(Web page and app entries)
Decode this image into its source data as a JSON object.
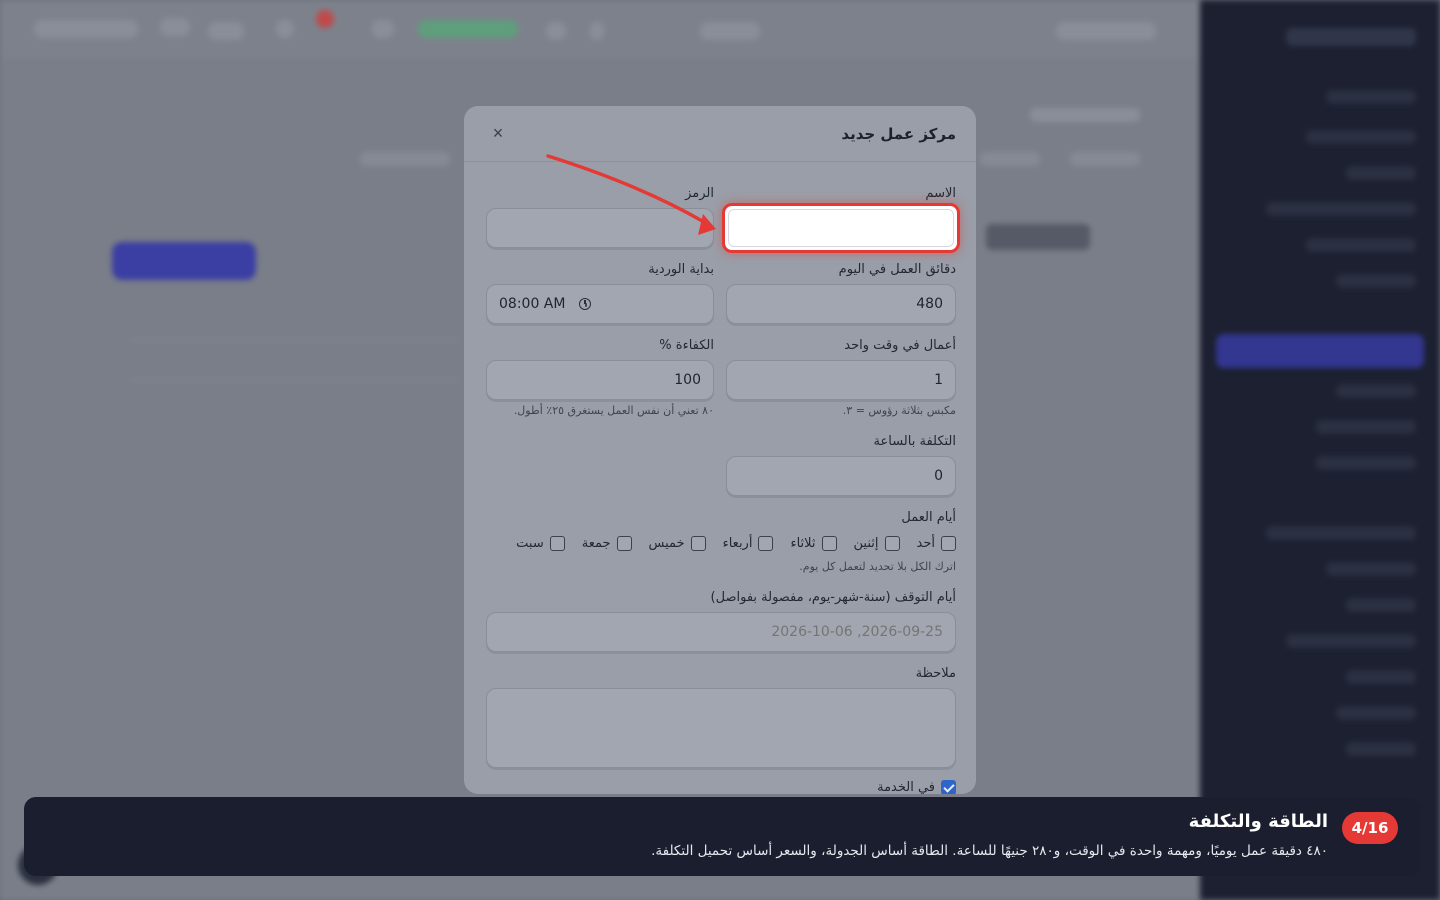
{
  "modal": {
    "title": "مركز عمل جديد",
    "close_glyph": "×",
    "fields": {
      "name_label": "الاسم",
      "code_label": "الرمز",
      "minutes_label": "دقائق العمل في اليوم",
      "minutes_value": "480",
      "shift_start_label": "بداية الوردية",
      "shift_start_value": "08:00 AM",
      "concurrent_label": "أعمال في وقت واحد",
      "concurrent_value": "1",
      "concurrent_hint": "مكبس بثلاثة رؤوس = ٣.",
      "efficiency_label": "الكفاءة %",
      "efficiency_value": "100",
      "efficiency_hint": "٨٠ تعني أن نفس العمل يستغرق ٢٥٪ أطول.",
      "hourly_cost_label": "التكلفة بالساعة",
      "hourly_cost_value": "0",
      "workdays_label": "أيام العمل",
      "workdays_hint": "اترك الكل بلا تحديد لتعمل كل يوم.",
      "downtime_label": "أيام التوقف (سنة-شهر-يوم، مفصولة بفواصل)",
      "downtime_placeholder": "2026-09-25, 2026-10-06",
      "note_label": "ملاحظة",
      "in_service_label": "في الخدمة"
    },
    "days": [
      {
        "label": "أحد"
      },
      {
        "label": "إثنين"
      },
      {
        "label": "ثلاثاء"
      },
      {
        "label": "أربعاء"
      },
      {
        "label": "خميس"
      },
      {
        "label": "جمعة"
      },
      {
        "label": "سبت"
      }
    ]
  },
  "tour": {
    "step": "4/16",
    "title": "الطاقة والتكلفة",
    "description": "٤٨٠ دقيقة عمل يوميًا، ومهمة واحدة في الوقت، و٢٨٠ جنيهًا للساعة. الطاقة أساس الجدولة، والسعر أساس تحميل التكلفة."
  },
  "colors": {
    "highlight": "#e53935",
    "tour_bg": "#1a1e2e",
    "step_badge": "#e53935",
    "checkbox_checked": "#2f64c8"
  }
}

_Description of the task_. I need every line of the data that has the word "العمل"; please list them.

_Answer box_.
      "minutes_label": "دقائق العمل في اليوم",
      "efficiency_hint": "٨٠ تعني أن نفس العمل يستغرق ٢٥٪ أطول.",
      "workdays_label": "أيام العمل",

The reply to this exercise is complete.